Median duration of follow-up was 15 months. Median time to response was 9 weeks; response duration ranged from 8.1 weeks to 64.1 weeks, and some patients are still in response. Three patients remain on therapy.

Median progression-free survival (PFS) is 2 months. PFS at 12 months is 19.1%. Median OS is 13 months, and 1-year survival is 52.9%.

In an investigative analysis of biomarkers among 18 patients with PD-L1–positive tumors in tumor cells only, 33% had tumor shrinkage according to RECIST; in 11 PD-L1–negative tumors in tumor cells only, 9% had a response according to RECIST.

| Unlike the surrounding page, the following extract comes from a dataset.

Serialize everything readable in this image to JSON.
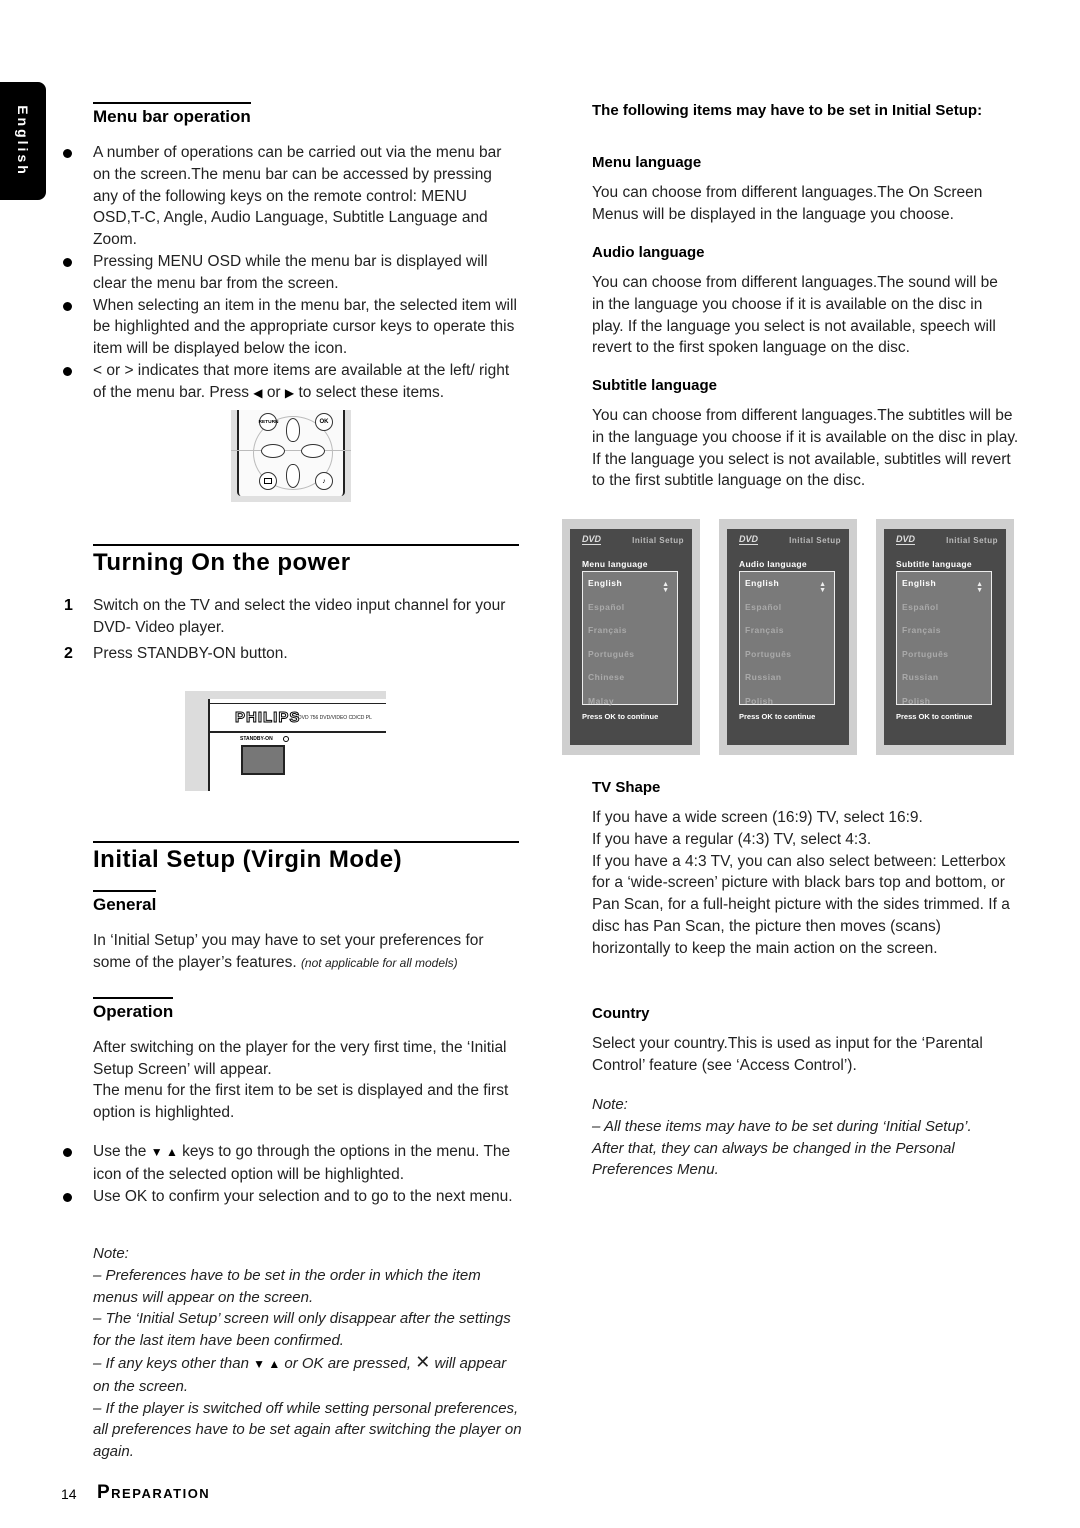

When PD-L1 expression was analyzed in both tumor cells and inflammatory cells among 24 PD-L1–positive tumors, the response rate was 29%; among 4 PD-L1–negative tumors, none had a response.

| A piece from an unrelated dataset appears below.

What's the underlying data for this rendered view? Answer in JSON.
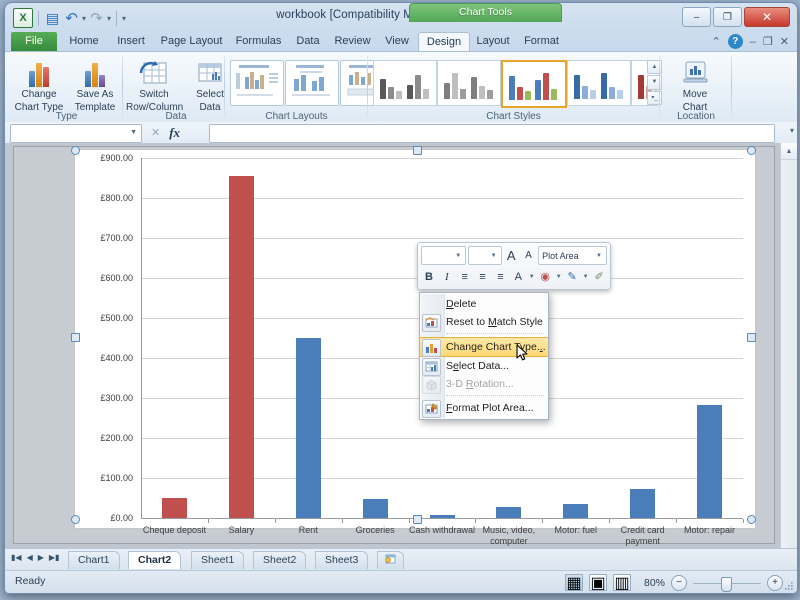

“To maximize detection of response and minimize false-negative findings, scoring PD-L1 in both tumor cells and tumor-associated inflammatory cells is recommended,” Plimack said.

Four gene expression signatures from melanoma were analyzed in the UBC cohort: interferon-gamma, expanded immune, T-cell receptor signaling, and de novo (33 genes). Of these, only T-cell receptor signaling was associated with improved clinical benefit and prolonged response.

“Our findings support the further development of pembrolizumab in UBC and continuing investigation of novel biomarkers,” Plimack said.

Formal discussant of this paper, Noah M. Hahn, MD, Johns Hopkins University School of Medicine, Baltimore, MD, said that the ORR of 28% with pembrolizumab was “pretty impressive.”

“Nearly two-thirds of patients had some response or tumor reduction, and overall survival was also impressive,” Hahn noted.

The response rates to agents over the past 25 years range from 10% to 15%, and median overall survival was 10 months. “Pembrolizumab more than doubles overall response rate, and the OS of 13 months stacks up nicely against historical treatments post platinum,” Hahn noted.

Pembrolizumab was well tolerated, Hahn continued, with lower rates of grade 3/4 toxicities.

“With new agents like pembrolizumab and atezolizumab, therapeutic options are expanded and outcomes are improving in UBC,” he said.

WCMC - September 21, 2015

Encouraging Treatments Are Plentiful in BCC, CTCL, and MCC

Several therapies for advanced nonmelanoma malignancies have recently taken hold or have shown encouraging potential, said presenters at the 2015 World Cutaneous Malignancies Congress. Basal Cell Carcinoma Basal cell carcinoma (BCC) represents a spectrum of disease, from curable with surgery to locally advanced or metastatic disease, for which surgery is inappropriate. [ Read More ]

Uncategorized - September 21, 2015

Anti–PD-L1 Alone or Combined with Chemotherapy for NSCLC

Preliminary clinical trials suggest that the investigational programmed death-1 ligand 1 (PD-L1) inhibitor atezolizumab has excellent single-agent activity and also can be safely combined with platinum-based chemotherapy for the treatment of non–small cell lung cancer (NSCLC). Atezolizumab is 1 of 3 anti–PD-L1 agents in development; none is currently approved by [ Read More ]